Mabel, Mia and Gabby gawk over one another’s book choices. They act as if they’ve known one another since birth even though they first met a few months ago at the final callbacks in the audition process. Gabby remembered that moment (and a distinct smell of “bad popcorn, then dried cow poop,” she said, coming from the piano).
When the three were the only ones left in a room while the others went to the bathroom, they clung to one another. Though initially competitors, they formed a bond that would help them peg one another for the role, which they are expected to fill for about nine months.
“After the audition, I told my mom that I think these two would probably get into ‘Matilda,’” Gabby said. “They’re awesome.”
Mia said she told the same to her mom, noting how glad she was to share the role with the other two. “There’s not a single bad bone in each of their bodies,” Mia said. “I love them. They’re great.”
At the pier, the girls make one last plea to squeeze in a final spin on Inkie’s Scrambler, a swirling ride that rotates at a speed of more than 11 revolutions per minute. Stumbling off, they walk up to their parents and grandparents (who have followed them from attraction to attraction for the last two hours) reaching for the pink and white unicorns they each won earlier in the day.
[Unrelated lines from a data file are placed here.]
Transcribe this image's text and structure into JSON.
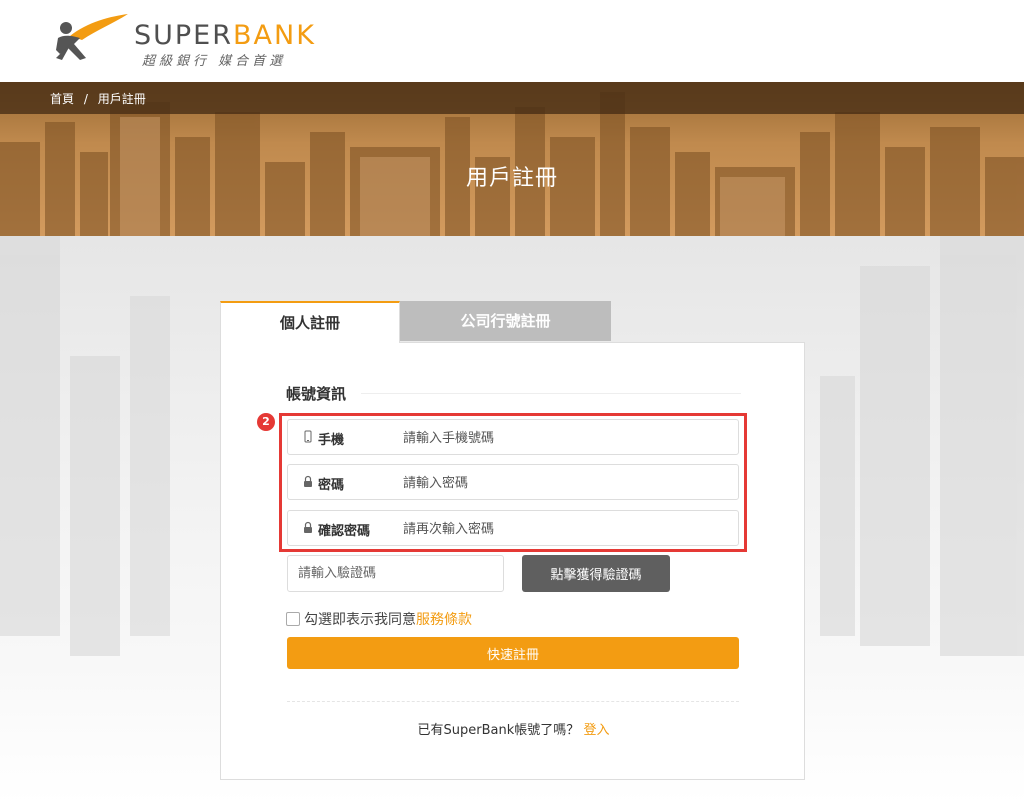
{
  "header": {
    "logo_text_a": "SUPER",
    "logo_text_b": "BANK",
    "slogan": "超級銀行  媒合首選"
  },
  "breadcrumb": {
    "home": "首頁",
    "sep": "/",
    "current": "用戶註冊"
  },
  "banner": {
    "title": "用戶註冊"
  },
  "tabs": [
    {
      "label": "個人註冊",
      "active": true
    },
    {
      "label": "公司行號註冊",
      "active": false
    }
  ],
  "form": {
    "section_title": "帳號資訊",
    "annotation_badge": "2",
    "fields": [
      {
        "label": "手機",
        "icon": "phone-icon",
        "placeholder": "請輸入手機號碼"
      },
      {
        "label": "密碼",
        "icon": "lock-icon",
        "placeholder": "請輸入密碼"
      },
      {
        "label": "確認密碼",
        "icon": "lock-icon",
        "placeholder": "請再次輸入密碼"
      }
    ],
    "captcha_placeholder": "請輸入驗證碼",
    "captcha_button": "點擊獲得驗證碼",
    "agree_text": "勾選即表示我同意",
    "terms_link": "服務條款",
    "submit_label": "快速註冊",
    "login_prompt": "已有SuperBank帳號了嗎？",
    "login_link": "登入"
  },
  "colors": {
    "accent": "#f39c12",
    "highlight": "#e53935",
    "captcha_btn": "#5f5f5f",
    "inactive_tab": "#bdbdbd"
  }
}
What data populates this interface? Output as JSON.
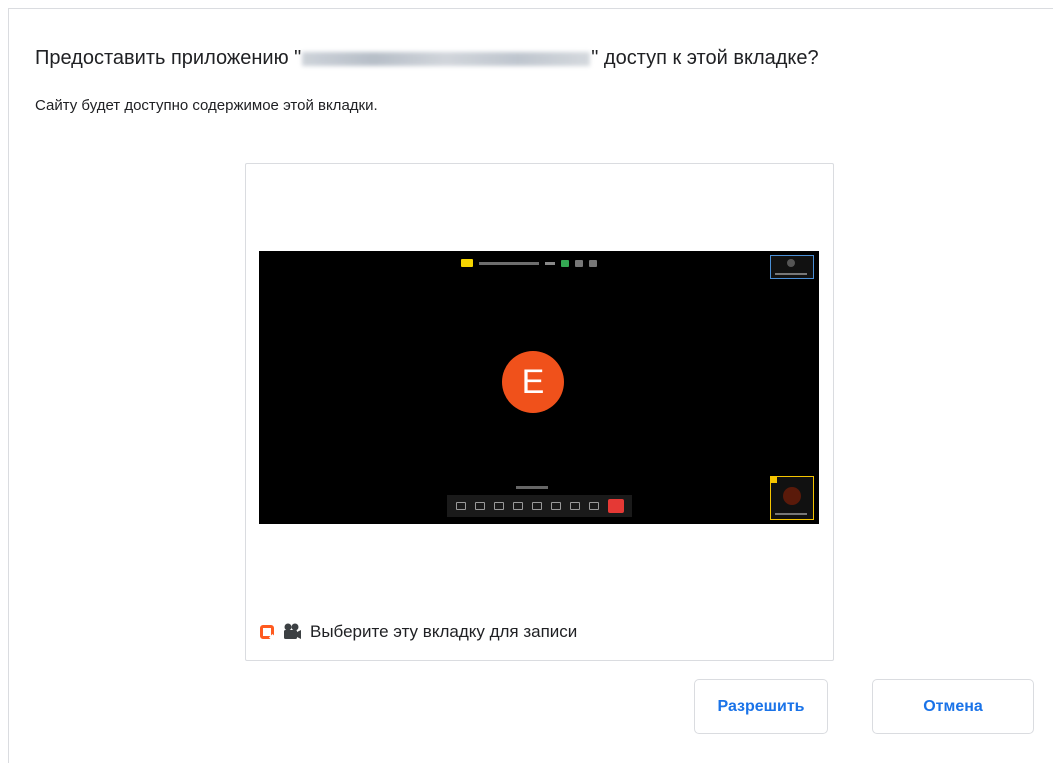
{
  "dialog": {
    "title_prefix": "Предоставить приложению \"",
    "title_suffix": "\" доступ к этой вкладке?",
    "subtitle": "Сайту будет доступно содержимое этой вкладки."
  },
  "preview": {
    "avatar_letter": "E",
    "caption": "Выберите эту вкладку для записи"
  },
  "buttons": {
    "allow": "Разрешить",
    "cancel": "Отмена"
  },
  "colors": {
    "accent": "#1a73e8",
    "avatar": "#f0511b",
    "end_call": "#e53935",
    "favicon": "#ff5a1f"
  },
  "icons": [
    "site-favicon-icon",
    "recording-icon",
    "end-call-icon"
  ]
}
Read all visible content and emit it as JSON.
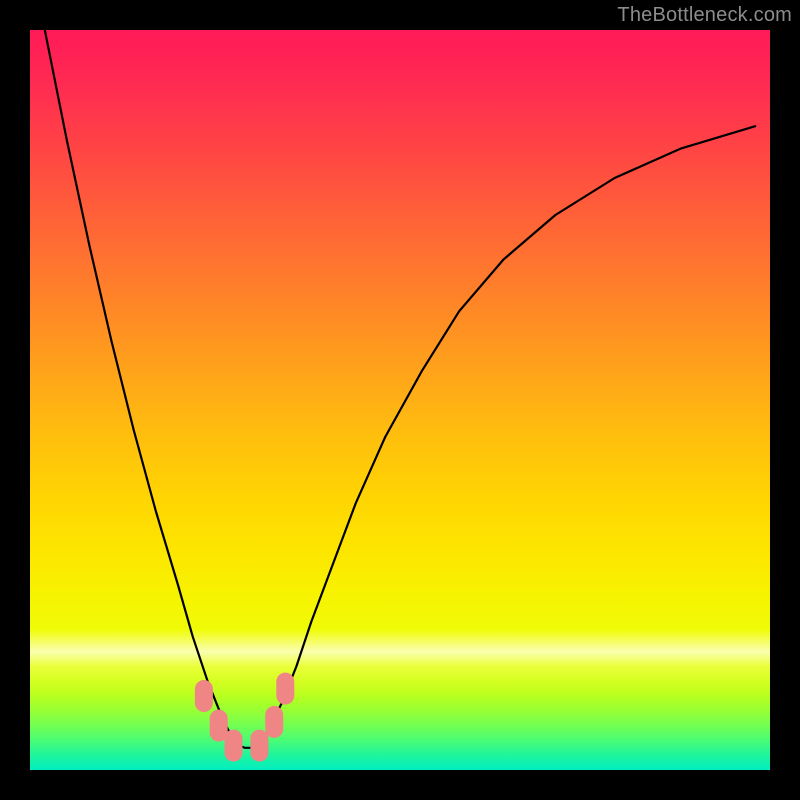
{
  "watermark": {
    "text": "TheBottleneck.com"
  },
  "chart_data": {
    "type": "line",
    "title": "",
    "xlabel": "",
    "ylabel": "",
    "xlim": [
      0,
      100
    ],
    "ylim": [
      0,
      100
    ],
    "grid": false,
    "legend": false,
    "note": "Values estimated from pixel positions; chart has no numeric axes. x and y are normalized 0-100 with y=0 at the bottom (green) and y=100 at the top (red).",
    "series": [
      {
        "name": "bottleneck-curve",
        "x": [
          2,
          5,
          8,
          11,
          14,
          17,
          20,
          22,
          24,
          26,
          27,
          28,
          29,
          30,
          31,
          32,
          34,
          36,
          38,
          41,
          44,
          48,
          53,
          58,
          64,
          71,
          79,
          88,
          98
        ],
        "y": [
          100,
          85,
          71,
          58,
          46,
          35,
          25,
          18,
          12,
          7,
          5,
          3.5,
          3,
          3,
          3.5,
          5,
          9,
          14,
          20,
          28,
          36,
          45,
          54,
          62,
          69,
          75,
          80,
          84,
          87
        ]
      }
    ],
    "markers": [
      {
        "name": "marker-1",
        "x": 23.5,
        "y": 10,
        "color": "#f08585"
      },
      {
        "name": "marker-2",
        "x": 25.5,
        "y": 6,
        "color": "#f08585"
      },
      {
        "name": "marker-3",
        "x": 27.5,
        "y": 3.3,
        "color": "#f08585"
      },
      {
        "name": "marker-4",
        "x": 31.0,
        "y": 3.3,
        "color": "#f08585"
      },
      {
        "name": "marker-5",
        "x": 33.0,
        "y": 6.5,
        "color": "#f08585"
      },
      {
        "name": "marker-6",
        "x": 34.5,
        "y": 11,
        "color": "#f08585"
      }
    ],
    "background_gradient_stops": [
      {
        "pos": 0,
        "hex": "#ff1a57"
      },
      {
        "pos": 50,
        "hex": "#ffae10"
      },
      {
        "pos": 80,
        "hex": "#f5fa05"
      },
      {
        "pos": 100,
        "hex": "#00eec1"
      }
    ]
  }
}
As they all grip their stuffed animals, Mia — due to take the stage this night — whispers of her next steps for the day.
“Back to work.”